### Task prompt
Please restate the data that follows, leaving every word in place.

Component data from apps and pages:

=======

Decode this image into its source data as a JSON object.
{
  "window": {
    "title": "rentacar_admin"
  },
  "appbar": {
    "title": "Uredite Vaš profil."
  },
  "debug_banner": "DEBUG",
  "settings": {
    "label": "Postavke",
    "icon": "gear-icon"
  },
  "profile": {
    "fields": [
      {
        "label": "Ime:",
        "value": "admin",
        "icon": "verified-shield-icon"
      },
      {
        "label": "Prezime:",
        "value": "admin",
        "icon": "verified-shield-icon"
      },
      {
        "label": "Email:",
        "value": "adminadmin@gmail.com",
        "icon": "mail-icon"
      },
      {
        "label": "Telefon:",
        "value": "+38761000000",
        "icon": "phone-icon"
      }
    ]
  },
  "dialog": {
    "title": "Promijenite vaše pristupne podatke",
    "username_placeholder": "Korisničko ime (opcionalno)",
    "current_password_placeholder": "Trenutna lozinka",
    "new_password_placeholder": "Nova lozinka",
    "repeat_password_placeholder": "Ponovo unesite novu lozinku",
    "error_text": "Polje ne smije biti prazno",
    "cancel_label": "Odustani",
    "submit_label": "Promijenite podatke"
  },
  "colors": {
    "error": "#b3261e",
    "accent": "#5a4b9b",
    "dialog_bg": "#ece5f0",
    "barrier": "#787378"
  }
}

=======

### Answer area
Decode this image into its source data as a JSON object.
{
  "window": {
    "title": "rentacar_admin"
  },
  "appbar": {
    "title": "Uredite Vaš profil."
  },
  "debug_banner": "DEBUG",
  "settings": {
    "label": "Postavke",
    "icon": "gear-icon"
  },
  "profile": {
    "fields": [
      {
        "label": "Ime:",
        "value": "admin",
        "icon": "verified-shield-icon"
      },
      {
        "label": "Prezime:",
        "value": "admin",
        "icon": "verified-shield-icon"
      },
      {
        "label": "Email:",
        "value": "adminadmin@gmail.com",
        "icon": "mail-icon"
      },
      {
        "label": "Telefon:",
        "value": "+38761000000",
        "icon": "phone-icon"
      }
    ]
  },
  "dialog": {
    "title": "Promijenite vaše pristupne podatke",
    "username_placeholder": "Korisničko ime (opcionalno)",
    "current_password_placeholder": "Trenutna lozinka",
    "new_password_placeholder": "Nova lozinka",
    "repeat_password_placeholder": "Ponovo unesite novu lozinku",
    "error_text": "Polje ne smije biti prazno",
    "cancel_label": "Odustani",
    "submit_label": "Promijenite podatke"
  },
  "colors": {
    "error": "#b3261e",
    "accent": "#5a4b9b",
    "dialog_bg": "#ece5f0",
    "barrier": "#787378"
  }
}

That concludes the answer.